(ANTIMEDIA) Hanlontown, IA — Beginning around 5:30 am on Wednesday morning, local authorities in Hanlontown, Iowa, realized the Magellan Pipeline was leaking what amounted to 138,600 gallons of diesel fuel. KIMT in Iowa reported that emergency responders with the Worth County Sheriff’s Office, Freeborn County Sheriff’s Office, Iowa Department of Natural Resources, Worth/Mitchell County Emergency Management, and Freeborn County Emergency Management were all on the scene. The cause of the leak is still under investigation.
Later in the afternoon, KIMT provided an update on the situation:
“The owners of the pipeline that leaked over 138,000 gallons of diesel fuel in Worth County Wednesday say the spill has been contained and the fuel had not flowed into any waterways.
Magellan Midstream Partners says the leak has caused no injuries or evacuations so far. Over 70 people, including Magellan representatives, emergency crews, regulators and contracts, are on the scene Thursday.
“Magellan says operations on this section of their pipeline system have been halted and repairs are expected to begin soon. There is no estimate on when the pipeline could go back into operation.”
Tom Byers, Manager of Government and Media Affairs for Magellan Mainstream Partners, told KIMT, “There will be an investigation on what caused release and what can be learned from this to try and help us and ensure this doesn’t happen again.” Unfortunately, this is not the first time Magellan has dealt with spills from pipelines. The U.S. Department of Justice and the Environmental Protection Agency (EPA) recently settled federal charges against Magellan related to three previous spills.

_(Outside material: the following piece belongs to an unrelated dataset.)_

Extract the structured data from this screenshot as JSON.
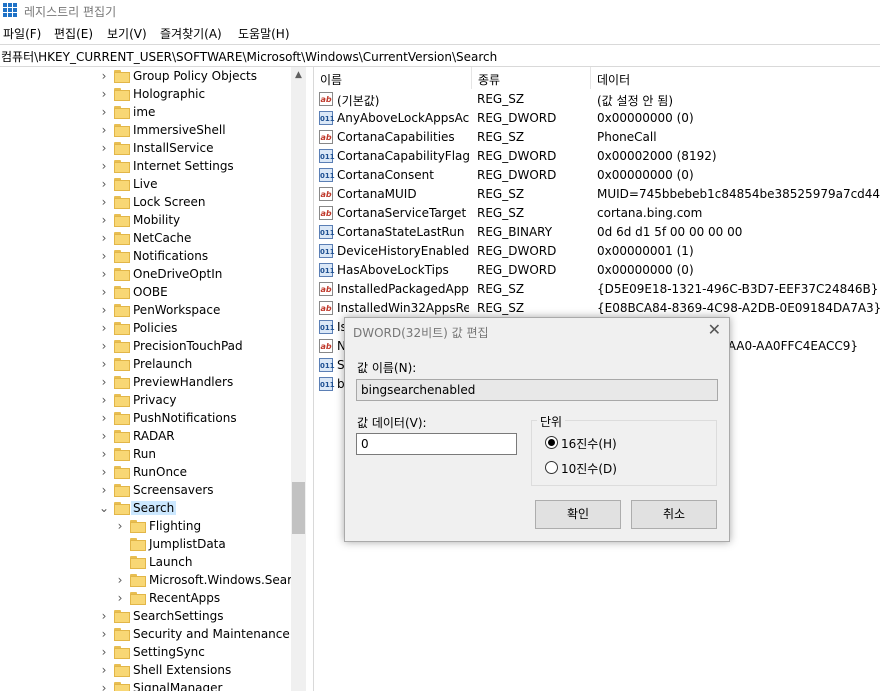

Magellan, based out of Tulsa, Oklahoma, agreed to pay $2 million for a civil penalty and another $16 million for relief across its 11,000-mile pipeline system in the Midwest, the Oil and Gas Journal reported. Magellan, formerly known as Williams Pipe Line Co. LLC., was sued for their role in the spill of 5,177 barrels of petroleum products, which spilled into waterways. Magellan also contaminated the Pierre Bayou north of Texas City, Texas, when 482 barrels of gasoline leaked. Two Magellan pipelines in Nemaha, Nebraska, also burst after being struck by construction machinery and leaking 650 barrels of diesel fuel, 655 barrels of jet fuel, and 1,529 barrels of gasoline.
This latest spill comes only days after President Trump issued executive orders and a presidential memorandum regarding moving forward on the Keystone XL pipeline and the Dakota Access pipeline. Both projects have faced heavy resistance from indigenous activists, environmentalists, and private property advocates who view eminent domain as theft. Will this latest spill have any effect on Trump’s upcoming decisions? Or will the deep pockets of Big Oil and the banksters behind the pipelines be enough to sway Mr. Make America Great Again? Only time will tell. Hopefully, for the sake of the Earth and humanity, Trump will end the suppression of alternative energy sources and allow the Oilgarchy to collapse under the weight of its unsustainable products.
This article (Iowa Pipeline Bursts Only Days After Trump Approved DAPL Construction) is free and open source. You have permission to republish this article under a Creative Commons license with attribution to Derrick Broze and theAntiMedia.org. Photo credit: James Towill. Anti-Media Radio airs weeknights at 11 pm Eastern/8 pm Pacific. If you spot a typo, please email the error and name of the article at firstname.lastname@example.org.
Since you’re here…
…We have a small favor to ask. Fewer and fewer people are seeing Anti-Media articles as social media sites crack down on us, and advertising revenues across the board are quickly declining. However, unlike many news organizations, we haven’t put up a paywall because we value open and accessible journalism over profit — but at this point, we’re barely even breaking even. Hopefully, you can see why we need to ask for your help. Anti-Media’s independent journalism and analysis takes substantial time, resources, and effort to produce, but we do it because we believe in our message and hope you do, too.
If everyone who reads our reporting and finds value in it helps fund it, our future can be much more secure. For as little as $1 and a minute of your time, you can support Anti-Media. Thank you. Click here to support us